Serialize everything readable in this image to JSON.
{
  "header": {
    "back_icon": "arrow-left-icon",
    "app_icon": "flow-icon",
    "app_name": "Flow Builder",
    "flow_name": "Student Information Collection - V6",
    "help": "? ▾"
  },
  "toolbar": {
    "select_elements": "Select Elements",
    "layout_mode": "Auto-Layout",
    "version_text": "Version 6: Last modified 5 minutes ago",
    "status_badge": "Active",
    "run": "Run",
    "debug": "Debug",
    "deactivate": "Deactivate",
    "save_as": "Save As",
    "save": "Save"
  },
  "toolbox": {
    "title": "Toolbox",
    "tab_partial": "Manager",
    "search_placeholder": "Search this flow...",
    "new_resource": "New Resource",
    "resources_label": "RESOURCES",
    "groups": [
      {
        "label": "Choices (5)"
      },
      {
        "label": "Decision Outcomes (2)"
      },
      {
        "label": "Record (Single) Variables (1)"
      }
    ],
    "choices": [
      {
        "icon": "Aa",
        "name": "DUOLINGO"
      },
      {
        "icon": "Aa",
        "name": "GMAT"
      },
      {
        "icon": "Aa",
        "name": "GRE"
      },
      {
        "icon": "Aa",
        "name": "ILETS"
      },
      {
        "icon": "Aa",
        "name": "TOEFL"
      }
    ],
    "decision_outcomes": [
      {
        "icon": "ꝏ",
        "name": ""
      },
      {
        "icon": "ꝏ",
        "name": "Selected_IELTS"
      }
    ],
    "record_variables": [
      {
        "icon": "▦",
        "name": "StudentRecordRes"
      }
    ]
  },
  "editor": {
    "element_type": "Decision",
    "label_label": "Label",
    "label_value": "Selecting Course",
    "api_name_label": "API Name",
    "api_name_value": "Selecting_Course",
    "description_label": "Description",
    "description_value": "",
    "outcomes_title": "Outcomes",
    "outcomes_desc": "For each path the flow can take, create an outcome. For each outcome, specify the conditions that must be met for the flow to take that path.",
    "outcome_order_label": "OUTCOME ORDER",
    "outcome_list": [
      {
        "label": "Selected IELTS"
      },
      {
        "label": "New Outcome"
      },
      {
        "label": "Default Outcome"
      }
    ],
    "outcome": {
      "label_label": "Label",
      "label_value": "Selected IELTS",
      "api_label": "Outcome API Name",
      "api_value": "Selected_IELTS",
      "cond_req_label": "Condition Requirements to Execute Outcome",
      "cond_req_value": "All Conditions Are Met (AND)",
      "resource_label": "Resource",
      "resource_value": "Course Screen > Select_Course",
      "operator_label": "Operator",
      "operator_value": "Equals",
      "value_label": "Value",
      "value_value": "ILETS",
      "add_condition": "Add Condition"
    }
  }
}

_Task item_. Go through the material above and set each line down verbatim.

_Expected output_.
Serialize everything readable in this image to JSON.
{
  "header": {
    "back_icon": "arrow-left-icon",
    "app_icon": "flow-icon",
    "app_name": "Flow Builder",
    "flow_name": "Student Information Collection - V6",
    "help": "? ▾"
  },
  "toolbar": {
    "select_elements": "Select Elements",
    "layout_mode": "Auto-Layout",
    "version_text": "Version 6: Last modified 5 minutes ago",
    "status_badge": "Active",
    "run": "Run",
    "debug": "Debug",
    "deactivate": "Deactivate",
    "save_as": "Save As",
    "save": "Save"
  },
  "toolbox": {
    "title": "Toolbox",
    "tab_partial": "Manager",
    "search_placeholder": "Search this flow...",
    "new_resource": "New Resource",
    "resources_label": "RESOURCES",
    "groups": [
      {
        "label": "Choices (5)"
      },
      {
        "label": "Decision Outcomes (2)"
      },
      {
        "label": "Record (Single) Variables (1)"
      }
    ],
    "choices": [
      {
        "icon": "Aa",
        "name": "DUOLINGO"
      },
      {
        "icon": "Aa",
        "name": "GMAT"
      },
      {
        "icon": "Aa",
        "name": "GRE"
      },
      {
        "icon": "Aa",
        "name": "ILETS"
      },
      {
        "icon": "Aa",
        "name": "TOEFL"
      }
    ],
    "decision_outcomes": [
      {
        "icon": "ꝏ",
        "name": ""
      },
      {
        "icon": "ꝏ",
        "name": "Selected_IELTS"
      }
    ],
    "record_variables": [
      {
        "icon": "▦",
        "name": "StudentRecordRes"
      }
    ]
  },
  "editor": {
    "element_type": "Decision",
    "label_label": "Label",
    "label_value": "Selecting Course",
    "api_name_label": "API Name",
    "api_name_value": "Selecting_Course",
    "description_label": "Description",
    "description_value": "",
    "outcomes_title": "Outcomes",
    "outcomes_desc": "For each path the flow can take, create an outcome. For each outcome, specify the conditions that must be met for the flow to take that path.",
    "outcome_order_label": "OUTCOME ORDER",
    "outcome_list": [
      {
        "label": "Selected IELTS"
      },
      {
        "label": "New Outcome"
      },
      {
        "label": "Default Outcome"
      }
    ],
    "outcome": {
      "label_label": "Label",
      "label_value": "Selected IELTS",
      "api_label": "Outcome API Name",
      "api_value": "Selected_IELTS",
      "cond_req_label": "Condition Requirements to Execute Outcome",
      "cond_req_value": "All Conditions Are Met (AND)",
      "resource_label": "Resource",
      "resource_value": "Course Screen > Select_Course",
      "operator_label": "Operator",
      "operator_value": "Equals",
      "value_label": "Value",
      "value_value": "ILETS",
      "add_condition": "Add Condition"
    }
  }
}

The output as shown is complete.